Yesterday, hip-hop cultural critic Dream Hampton publicly challenged Talib Kweli, her friend and an MC with a reputation for a politics of resistance, via Twitter, saying that she was disappointed with what he had to say about the Rick Ross rape raps issue in a guest appearance in this HuffPo interview. She said although Kweli denounced the lyrics where Ross talks about drugging and raping a woman, and challenged Ross’ half-ass “apology”, his criticism was weak and that he could have – and should have – come stronger. Continue reading →
Add another one to the list…we’ve just caught word that GZA from the Wu-Tang Clan is a vegetarian and advocate of a raw food diet. Not only that, but he’s convinced members of his crew (specifically, DJ Mathematics, RZA, MastaKilla and SoR’s personal favorite, Method Man) to join him in the meat-free lifestyle.

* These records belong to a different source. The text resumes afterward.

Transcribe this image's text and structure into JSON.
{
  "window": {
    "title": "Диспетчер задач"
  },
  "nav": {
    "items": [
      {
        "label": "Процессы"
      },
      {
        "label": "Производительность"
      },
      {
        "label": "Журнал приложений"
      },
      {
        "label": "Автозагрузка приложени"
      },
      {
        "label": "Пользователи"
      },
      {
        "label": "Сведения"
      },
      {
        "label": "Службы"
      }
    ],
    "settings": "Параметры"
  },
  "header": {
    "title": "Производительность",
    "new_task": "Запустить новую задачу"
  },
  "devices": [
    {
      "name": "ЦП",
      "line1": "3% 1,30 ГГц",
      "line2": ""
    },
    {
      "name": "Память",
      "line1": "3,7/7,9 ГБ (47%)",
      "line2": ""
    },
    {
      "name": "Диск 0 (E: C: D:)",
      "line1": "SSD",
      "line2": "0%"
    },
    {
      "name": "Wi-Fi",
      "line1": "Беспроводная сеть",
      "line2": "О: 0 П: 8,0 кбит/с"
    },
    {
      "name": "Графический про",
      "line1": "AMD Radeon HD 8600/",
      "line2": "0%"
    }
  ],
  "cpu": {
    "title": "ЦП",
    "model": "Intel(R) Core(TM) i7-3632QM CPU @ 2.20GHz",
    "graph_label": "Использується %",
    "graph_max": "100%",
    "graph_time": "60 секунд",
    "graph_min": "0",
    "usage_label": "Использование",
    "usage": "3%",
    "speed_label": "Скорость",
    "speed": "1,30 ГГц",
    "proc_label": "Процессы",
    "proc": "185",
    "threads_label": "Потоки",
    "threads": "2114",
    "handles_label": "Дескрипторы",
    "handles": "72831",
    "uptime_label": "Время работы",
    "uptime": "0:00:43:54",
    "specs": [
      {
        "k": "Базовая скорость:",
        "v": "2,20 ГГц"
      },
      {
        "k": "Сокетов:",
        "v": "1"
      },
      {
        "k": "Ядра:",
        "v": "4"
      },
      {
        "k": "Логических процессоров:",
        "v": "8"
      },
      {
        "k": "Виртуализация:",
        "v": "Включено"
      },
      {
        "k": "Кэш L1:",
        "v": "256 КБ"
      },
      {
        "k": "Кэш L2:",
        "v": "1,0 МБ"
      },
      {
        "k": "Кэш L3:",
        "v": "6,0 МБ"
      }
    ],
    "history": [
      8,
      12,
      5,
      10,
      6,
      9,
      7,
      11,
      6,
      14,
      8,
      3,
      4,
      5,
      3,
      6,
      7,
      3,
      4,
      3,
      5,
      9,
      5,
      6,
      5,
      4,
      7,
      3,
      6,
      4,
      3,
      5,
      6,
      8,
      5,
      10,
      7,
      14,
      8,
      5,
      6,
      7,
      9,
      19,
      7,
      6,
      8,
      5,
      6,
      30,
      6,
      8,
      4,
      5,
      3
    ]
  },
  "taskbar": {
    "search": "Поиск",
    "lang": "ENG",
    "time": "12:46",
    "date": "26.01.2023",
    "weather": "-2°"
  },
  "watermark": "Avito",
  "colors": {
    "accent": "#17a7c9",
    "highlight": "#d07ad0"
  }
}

Check out this interview with him on Eater.com where the double-platinum artist discusses raw food and other edibles, being veggie on the road, and recommends his favorite vegetarian spots throughout the US.
On Thursday November 10th 2011, over 250 people attended the Nottingham launch of revolutionary rapper Lowkey’s “Soundtrack to the Struggle” album.
The hiphop artist and activist who has traveled to Palestine and whose #1-selling album raises awareness about the arms trade, Islamophobia, the so-called “War on Terror”, international U.S military bases and the hypocrisy of Western leaders including Obama, enjoyed a warm welcome from the Nottingham crowd which included students from both universities and colleges as well as local residents. Fans sang along to lyrics rejecting war and Western consumerism, promoting instead justice, equality and peace. Prior to the headline act, an open mic took place, and local artists such as El Dia (who’s performing at the Sumac‘s Insurrection Hiphop night this Friday) and MC Drago warmed up the crowd with their politically conscious lyrics and cheers of “Free Free Palestine!” Logic, Awate, and Crazy Haze, who accompany Lowkey on tour, were also met with enthusiastic appreciation of their inspiring lyrics. Poet and journalist Jody McIntyre then shared his critical, witty, political poetry to a receptive audience.
The stage was adorned with a large Palestinian flag and graffiti pieces created by 16-year old Lowkey fan Usamah Qaiser and the venue also hosted a diverse range of stalls from local activist organisations and campaign groups. Palestinian Solidarity Campaign was joined by Notts Uni Palestinian Society, Nottingham Students Against Fees and Cuts, Nottingham Refugee Forum, local artists and Veggies from the Sumac who provided tasty samosas and vegan cake along with relevant newspapers and pamphlets such as Peace News. Radical feminist collective Sisters of Resistance politicised the women’s toilets with details of their anti-imperialist, pro-vegan hip-hop blog.
The diverse crowd engaged with the stalls, took flyers and purchased Palestinian scarfs (kuffiyehs) raising money for Palestine and becoming aware of the need for organised resistance. Members of the audience were encouraged to become actively involved in building alternatives to the exploitative, unsustainable system that the featured artists powerfully denounced. With Lowkey’s soundtrack as the inspiration, the successful event saw revolutionary activists and hiphop fans, students and locals alike united in their determination to continue the struggle.